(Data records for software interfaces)
+ + + +

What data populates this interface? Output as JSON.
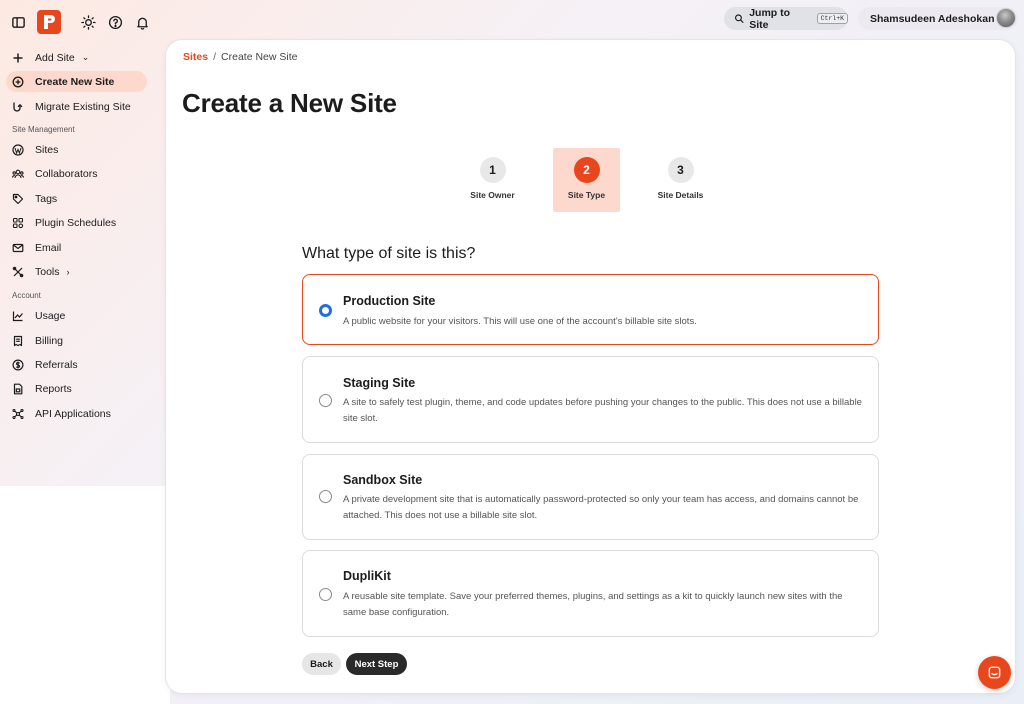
{
  "topbar": {
    "jump_label": "Jump to Site",
    "jump_shortcut": "Ctrl+K",
    "user_name": "Shamsudeen Adeshokan"
  },
  "sidebar": {
    "items_top": [
      {
        "label": "Add Site",
        "icon": "plus-icon"
      },
      {
        "label": "Create New Site",
        "icon": "plus-circle-icon",
        "active": true
      },
      {
        "label": "Migrate Existing Site",
        "icon": "migrate-icon"
      }
    ],
    "section_site_management": "Site Management",
    "items_site": [
      {
        "label": "Sites",
        "icon": "wordpress-icon"
      },
      {
        "label": "Collaborators",
        "icon": "users-icon"
      },
      {
        "label": "Tags",
        "icon": "tag-icon"
      },
      {
        "label": "Plugin Schedules",
        "icon": "plugin-icon"
      },
      {
        "label": "Email",
        "icon": "mail-icon"
      },
      {
        "label": "Tools",
        "icon": "tools-icon"
      }
    ],
    "section_account": "Account",
    "items_account": [
      {
        "label": "Usage",
        "icon": "chart-icon"
      },
      {
        "label": "Billing",
        "icon": "billing-icon"
      },
      {
        "label": "Referrals",
        "icon": "dollar-icon"
      },
      {
        "label": "Reports",
        "icon": "report-icon"
      },
      {
        "label": "API Applications",
        "icon": "api-icon"
      }
    ]
  },
  "main": {
    "breadcrumb": {
      "root": "Sites",
      "separator": "/",
      "current": "Create New Site"
    },
    "title": "Create a New Site",
    "steps": [
      {
        "number": "1",
        "label": "Site Owner"
      },
      {
        "number": "2",
        "label": "Site Type",
        "active": true
      },
      {
        "number": "3",
        "label": "Site Details"
      }
    ],
    "question": "What type of site is this?",
    "options": [
      {
        "title": "Production Site",
        "description": "A public website for your visitors. This will use one of the account's billable site slots.",
        "selected": true
      },
      {
        "title": "Staging Site",
        "description": "A site to safely test plugin, theme, and code updates before pushing your changes to the public. This does not use a billable site slot."
      },
      {
        "title": "Sandbox Site",
        "description": "A private development site that is automatically password-protected so only your team has access, and domains cannot be attached. This does not use a billable site slot."
      },
      {
        "title": "DupliKit",
        "description": "A reusable site template. Save your preferred themes, plugins, and settings as a kit to quickly launch new sites with the same base configuration."
      }
    ],
    "back_label": "Back",
    "next_label": "Next Step"
  },
  "colors": {
    "accent": "#e8471e",
    "accent_soft": "#fcd9cc",
    "radio": "#1f6fdc"
  }
}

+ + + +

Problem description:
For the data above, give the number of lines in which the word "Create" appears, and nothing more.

Exercise response:
3